Today’s computing devices and their applications are equipped with the ability to execute complex algorithms and perform tasks faster than ever. In order to keep up with the fast-paced pace of computing, it is essential for programmers to understand how modern programming languages work.
Computer scientists have been sequencing human genomes for almost a decade now, and new opportunities for research have significantly expanded thanks to this breakthrough. This article explains the history of computer sequencing, its current state as a research field, and its potential in the future.
What is Computer Sequencing?
Computer Sequencing is the process of analyzing the complete sequence of a given genome, either in its original format or a model format. The sequence data is usually represented in the form of a code and is used to find the gene, protein, or RNA that corresponds to a given set of sequence data.
Computer sequencing is able to determine the complete nucleotide sequence of a given genome, as well as its amino acid sequence, and is often coupled with the capability to perform maps and maps-based operations like sequence-specific gap-filling or model-based analysis. Computer sequencing is a powerful tool that has greatly advanced our understanding of how the human and other animal genomes are structured. The sequence data can be generated by various types of analysis, including DNA sequencing, RNA sequencing, and amptonapping.
These data can be used to sequence other genes and proteins, to get insight into the genetic basis of various diseases and traits, and to study how different areas of our genetic code are related to different diseases and traits. The application of computer sequencing has also been used to more closely analyze gene and organismal variations from very distant species, helping us understand more about the evolution of our own genes and relatedness with other species.
Computational Biology: The Field That Started It All
Computer and biological sequence analysis have been closely intertwined for some time. The first computers were programmed to run biological sequence analysis, which has since evolved into computer-assisted molecular biology. As new applications of computers have developed, biologists have created new ways to use them.
Today, sequence analysis is closely related to computer genomics and bioinformatics, both of which are usually implemented in software. Since the early 2000s, sequence analysis has become a strong field of its own, with its own subdiscipline, Computational Biology.
The field studies how computers work and how they can be used to generate biological data with high accuracy and precision. Computer sequence analysis can be used to uncover the similarities between various genomes and species, as well as the differences between them.
It can be used to discover new genes and proteins that have not been identified through other means, as well as to test the correctness of existing genes and their functions. Sequence comparison has become a powerful method to identify related genes and pathways, revealing the hierarchical structure and regulatory mechanisms underlying gene expression.
When Can Computer Sequencing be Used in Research?
Sequence data is a clear advantage when it comes to researching human and other animal species, but it also has applications in other areas of life where sequence data is available. Most genomics applications work with the original genome sequence, either in its physical or its model format.

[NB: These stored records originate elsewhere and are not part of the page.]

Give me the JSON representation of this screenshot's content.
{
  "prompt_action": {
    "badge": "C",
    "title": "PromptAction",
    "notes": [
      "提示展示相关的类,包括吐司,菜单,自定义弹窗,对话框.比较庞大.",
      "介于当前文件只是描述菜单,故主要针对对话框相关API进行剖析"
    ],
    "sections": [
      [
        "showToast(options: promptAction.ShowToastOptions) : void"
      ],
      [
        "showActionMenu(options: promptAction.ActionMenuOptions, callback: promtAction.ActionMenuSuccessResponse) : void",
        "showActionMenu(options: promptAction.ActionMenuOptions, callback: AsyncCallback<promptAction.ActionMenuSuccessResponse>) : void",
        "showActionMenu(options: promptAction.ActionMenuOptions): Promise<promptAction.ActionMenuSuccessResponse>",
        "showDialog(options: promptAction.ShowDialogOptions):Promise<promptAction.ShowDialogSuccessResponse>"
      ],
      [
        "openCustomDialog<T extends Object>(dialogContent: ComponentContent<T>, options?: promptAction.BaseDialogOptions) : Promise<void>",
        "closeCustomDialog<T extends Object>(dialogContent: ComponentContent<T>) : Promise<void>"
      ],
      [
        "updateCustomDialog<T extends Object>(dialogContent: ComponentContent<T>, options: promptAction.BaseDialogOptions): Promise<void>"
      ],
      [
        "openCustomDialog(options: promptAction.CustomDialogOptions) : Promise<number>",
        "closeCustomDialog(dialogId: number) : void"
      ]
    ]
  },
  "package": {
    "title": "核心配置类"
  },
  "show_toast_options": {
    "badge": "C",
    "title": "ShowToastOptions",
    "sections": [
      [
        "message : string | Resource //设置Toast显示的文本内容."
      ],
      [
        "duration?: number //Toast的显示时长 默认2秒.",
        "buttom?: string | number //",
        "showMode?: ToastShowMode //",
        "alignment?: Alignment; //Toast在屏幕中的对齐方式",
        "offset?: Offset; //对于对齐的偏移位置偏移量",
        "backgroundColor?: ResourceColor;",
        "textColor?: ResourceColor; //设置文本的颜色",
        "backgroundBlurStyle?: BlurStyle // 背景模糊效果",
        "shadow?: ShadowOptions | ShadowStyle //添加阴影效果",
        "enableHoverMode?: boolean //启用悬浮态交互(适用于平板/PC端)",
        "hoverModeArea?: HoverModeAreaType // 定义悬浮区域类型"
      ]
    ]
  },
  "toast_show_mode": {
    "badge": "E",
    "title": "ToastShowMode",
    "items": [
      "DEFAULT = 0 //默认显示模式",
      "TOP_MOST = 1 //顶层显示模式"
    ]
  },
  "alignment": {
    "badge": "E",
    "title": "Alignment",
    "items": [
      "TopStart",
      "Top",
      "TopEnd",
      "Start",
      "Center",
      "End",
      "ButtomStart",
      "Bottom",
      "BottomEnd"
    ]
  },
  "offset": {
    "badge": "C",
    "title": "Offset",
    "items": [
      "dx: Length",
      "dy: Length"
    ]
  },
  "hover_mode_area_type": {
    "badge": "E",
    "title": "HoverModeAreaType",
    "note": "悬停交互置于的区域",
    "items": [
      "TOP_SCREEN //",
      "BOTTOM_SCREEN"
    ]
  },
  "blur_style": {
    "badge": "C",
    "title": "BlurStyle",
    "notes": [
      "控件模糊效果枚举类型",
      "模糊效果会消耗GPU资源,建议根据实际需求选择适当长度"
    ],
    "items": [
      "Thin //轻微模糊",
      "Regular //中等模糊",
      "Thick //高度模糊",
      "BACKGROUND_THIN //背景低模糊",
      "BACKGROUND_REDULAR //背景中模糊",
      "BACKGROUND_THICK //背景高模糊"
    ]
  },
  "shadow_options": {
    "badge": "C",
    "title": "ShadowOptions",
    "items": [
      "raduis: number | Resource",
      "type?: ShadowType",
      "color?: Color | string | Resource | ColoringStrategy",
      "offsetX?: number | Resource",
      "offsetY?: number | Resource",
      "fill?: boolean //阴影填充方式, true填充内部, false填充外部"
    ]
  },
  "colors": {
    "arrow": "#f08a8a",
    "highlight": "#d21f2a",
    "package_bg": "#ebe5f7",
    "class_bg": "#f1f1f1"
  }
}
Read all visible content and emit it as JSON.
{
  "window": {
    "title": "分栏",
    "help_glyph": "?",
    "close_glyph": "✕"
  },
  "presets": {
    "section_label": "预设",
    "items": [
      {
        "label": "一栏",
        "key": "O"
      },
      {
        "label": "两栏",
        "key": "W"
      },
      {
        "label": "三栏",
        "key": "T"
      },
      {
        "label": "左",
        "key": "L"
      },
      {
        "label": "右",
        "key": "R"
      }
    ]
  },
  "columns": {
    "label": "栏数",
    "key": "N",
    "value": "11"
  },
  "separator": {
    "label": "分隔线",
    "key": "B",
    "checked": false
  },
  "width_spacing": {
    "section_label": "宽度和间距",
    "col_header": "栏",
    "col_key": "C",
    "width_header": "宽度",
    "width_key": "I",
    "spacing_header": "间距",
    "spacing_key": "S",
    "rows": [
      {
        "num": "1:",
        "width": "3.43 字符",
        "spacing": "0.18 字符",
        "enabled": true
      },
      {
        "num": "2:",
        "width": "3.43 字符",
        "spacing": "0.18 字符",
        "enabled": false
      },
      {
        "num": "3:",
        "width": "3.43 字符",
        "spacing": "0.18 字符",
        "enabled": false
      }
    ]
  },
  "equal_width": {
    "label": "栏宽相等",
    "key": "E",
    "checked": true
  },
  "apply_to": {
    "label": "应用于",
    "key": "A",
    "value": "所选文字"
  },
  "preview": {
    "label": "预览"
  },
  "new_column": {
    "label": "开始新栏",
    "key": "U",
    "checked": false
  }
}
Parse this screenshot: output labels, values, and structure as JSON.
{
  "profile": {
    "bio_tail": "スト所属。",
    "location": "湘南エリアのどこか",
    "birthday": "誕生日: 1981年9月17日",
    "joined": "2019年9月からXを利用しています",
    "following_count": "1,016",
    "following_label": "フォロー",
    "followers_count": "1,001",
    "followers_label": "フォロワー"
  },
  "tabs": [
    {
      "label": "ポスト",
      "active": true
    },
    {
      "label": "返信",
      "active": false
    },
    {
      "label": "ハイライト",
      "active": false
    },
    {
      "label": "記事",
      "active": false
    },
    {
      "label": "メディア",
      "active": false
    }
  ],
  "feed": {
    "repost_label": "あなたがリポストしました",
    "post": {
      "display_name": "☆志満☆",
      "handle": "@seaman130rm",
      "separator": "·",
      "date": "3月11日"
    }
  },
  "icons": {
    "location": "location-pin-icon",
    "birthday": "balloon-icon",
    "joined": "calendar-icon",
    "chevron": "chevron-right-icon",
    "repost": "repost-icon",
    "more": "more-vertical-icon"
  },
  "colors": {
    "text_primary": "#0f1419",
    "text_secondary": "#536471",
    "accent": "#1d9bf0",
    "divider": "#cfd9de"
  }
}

In these applications, the original sequence data is usually kept together with the analyses that generated it; rarely is sequence data stored as a computer database.
Computer sequencing is an invaluable tool when it comes to analyzing this sequence data, but it can also be used to generate new sequence data of unknown origins, as well as to generate new analyses based on sequence data.
What Can Computer Sequencing Do in the Future?
Computer sequencing has evolved tremendously over the past 20 years. The speed and capacity of today’s computers have far surpassed those of the early 80s, and new types of computer architecture have made it possible to perform tasks that were previously impossible. Sequence analysis is no exception to this rule.
Sequence data is still relatively inexpensive to generate and store, and this makes it a valuable resource for all researchers. The only thing that computer sequencing can’t do today is produce the entire 3D genome sequence, but this is expected to become possible in the next decade or so. Once this milestone is reached, sequence data will no longer be a valuable resource; they will just be a historical curiosity.
Computer sequencing has become so prevalent in the research field that it has effectively replaced gene and biochemical sequencing as the standard method to sequence genomes.
After all, how can you test the accuracy of a single gene sequence? The sequence data of a complete genome is very accurate, while the data generated by gene and biochemical sequencing is often far from perfect. But computer sequencing has a crucial advantage over both of these methods: it’s fast. The average speed of computer sequencing is much faster than both gene and biochemical sequencing, allowing researchers to sequence large numbers of genomes much more quickly.
Computer sequencing has become a common method for sequencing genomes, as well as for performing analyses based on the sequence data. In many cases, this is an improvement over using gene or biochemical sequence data, as the full sequence data is normally kept together with the analysis that generated it.
Computer sequencing has become so prevalent in the research field that it has effectively replaced gene and biochemical sequencing as the standard method to sequence genomes. After all, how can you test the accuracy of a single gene sequence? The sequence data of a complete genome is very accurate, while the data generated by gene and biochemical sequencing is often far from perfect.
But computer sequencing has a crucial advantage over both of these methods: it’s fast. The average speed of computer sequencing is much faster than both gene and biochemical sequencing, allowing researchers to sequence large numbers of genomes much more quickly.